(Problem): Please say how many lines in the records contain the word "index", giving only the number.

(Task input):
########

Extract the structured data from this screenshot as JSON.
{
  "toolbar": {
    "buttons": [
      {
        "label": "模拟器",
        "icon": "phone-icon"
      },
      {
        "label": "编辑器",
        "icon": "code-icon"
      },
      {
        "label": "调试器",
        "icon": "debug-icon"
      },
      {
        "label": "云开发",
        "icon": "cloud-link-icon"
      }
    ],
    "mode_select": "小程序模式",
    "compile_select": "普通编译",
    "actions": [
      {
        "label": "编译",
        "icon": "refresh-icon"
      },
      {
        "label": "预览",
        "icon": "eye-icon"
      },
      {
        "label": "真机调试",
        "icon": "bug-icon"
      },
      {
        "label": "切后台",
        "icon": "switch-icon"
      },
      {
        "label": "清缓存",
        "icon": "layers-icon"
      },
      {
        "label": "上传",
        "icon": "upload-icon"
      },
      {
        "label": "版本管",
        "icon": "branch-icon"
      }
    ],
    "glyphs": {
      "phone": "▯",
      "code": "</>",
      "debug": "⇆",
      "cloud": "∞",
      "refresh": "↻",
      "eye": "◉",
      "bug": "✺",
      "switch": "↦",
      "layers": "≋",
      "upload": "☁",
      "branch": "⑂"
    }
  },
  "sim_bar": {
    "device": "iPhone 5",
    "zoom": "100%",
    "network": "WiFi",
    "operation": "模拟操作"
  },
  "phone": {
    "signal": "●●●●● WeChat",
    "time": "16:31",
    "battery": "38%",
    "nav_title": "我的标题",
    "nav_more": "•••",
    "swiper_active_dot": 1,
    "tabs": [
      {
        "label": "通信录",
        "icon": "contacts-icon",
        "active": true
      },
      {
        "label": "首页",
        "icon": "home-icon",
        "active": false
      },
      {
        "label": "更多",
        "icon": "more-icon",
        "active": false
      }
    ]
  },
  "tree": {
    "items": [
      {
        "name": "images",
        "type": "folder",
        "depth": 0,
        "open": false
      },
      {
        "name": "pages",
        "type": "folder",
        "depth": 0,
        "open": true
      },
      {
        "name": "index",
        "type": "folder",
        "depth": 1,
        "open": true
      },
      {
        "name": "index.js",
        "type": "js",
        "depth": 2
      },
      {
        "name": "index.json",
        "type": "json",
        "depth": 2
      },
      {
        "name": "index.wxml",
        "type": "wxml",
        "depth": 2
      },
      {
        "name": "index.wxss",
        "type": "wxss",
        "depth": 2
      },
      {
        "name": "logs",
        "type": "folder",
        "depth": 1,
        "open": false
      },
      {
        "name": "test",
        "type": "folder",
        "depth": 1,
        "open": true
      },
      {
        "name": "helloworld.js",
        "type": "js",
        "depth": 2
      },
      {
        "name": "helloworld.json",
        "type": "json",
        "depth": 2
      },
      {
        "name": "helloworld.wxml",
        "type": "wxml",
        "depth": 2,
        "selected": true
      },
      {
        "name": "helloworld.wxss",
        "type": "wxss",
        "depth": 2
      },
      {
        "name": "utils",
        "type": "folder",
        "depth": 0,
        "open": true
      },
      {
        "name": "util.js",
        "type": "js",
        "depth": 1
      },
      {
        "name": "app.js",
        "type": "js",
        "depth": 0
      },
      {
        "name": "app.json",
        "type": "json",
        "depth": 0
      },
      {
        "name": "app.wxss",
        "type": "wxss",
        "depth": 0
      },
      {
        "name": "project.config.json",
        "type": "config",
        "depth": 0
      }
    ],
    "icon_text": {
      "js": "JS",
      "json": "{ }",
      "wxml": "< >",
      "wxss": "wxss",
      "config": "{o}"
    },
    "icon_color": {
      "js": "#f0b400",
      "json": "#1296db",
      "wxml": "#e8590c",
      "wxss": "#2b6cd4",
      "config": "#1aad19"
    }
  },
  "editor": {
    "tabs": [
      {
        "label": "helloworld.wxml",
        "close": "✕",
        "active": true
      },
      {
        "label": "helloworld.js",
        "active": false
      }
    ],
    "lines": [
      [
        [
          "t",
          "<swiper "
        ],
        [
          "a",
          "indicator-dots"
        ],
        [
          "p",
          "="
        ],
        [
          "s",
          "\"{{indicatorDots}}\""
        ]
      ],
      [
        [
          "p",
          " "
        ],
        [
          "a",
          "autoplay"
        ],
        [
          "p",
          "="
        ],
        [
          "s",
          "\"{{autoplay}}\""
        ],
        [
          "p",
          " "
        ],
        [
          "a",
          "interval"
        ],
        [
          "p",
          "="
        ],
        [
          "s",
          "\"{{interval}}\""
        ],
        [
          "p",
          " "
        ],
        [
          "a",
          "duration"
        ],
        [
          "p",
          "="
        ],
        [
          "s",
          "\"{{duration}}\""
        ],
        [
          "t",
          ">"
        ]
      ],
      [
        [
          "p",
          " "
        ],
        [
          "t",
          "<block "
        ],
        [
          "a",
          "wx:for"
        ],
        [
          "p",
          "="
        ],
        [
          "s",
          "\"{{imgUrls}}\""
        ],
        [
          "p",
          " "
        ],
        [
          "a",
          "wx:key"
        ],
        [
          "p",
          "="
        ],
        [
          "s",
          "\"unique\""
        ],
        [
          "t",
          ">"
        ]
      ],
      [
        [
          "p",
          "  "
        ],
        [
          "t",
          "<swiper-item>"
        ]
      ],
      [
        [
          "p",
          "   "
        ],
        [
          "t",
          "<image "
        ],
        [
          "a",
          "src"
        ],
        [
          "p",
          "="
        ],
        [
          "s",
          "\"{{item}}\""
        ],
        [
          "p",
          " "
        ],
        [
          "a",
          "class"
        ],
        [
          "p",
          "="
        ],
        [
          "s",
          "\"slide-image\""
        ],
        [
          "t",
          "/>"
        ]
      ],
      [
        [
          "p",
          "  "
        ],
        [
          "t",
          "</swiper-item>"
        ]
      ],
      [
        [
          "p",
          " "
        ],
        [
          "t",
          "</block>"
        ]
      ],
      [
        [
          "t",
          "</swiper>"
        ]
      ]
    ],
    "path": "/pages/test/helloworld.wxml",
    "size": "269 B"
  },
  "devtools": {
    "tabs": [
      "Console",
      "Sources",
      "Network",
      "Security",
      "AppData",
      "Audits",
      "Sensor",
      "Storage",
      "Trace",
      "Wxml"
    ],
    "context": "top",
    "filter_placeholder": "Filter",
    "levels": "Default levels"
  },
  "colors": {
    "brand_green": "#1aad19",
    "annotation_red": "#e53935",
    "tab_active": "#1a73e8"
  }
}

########

(Solved problem): 5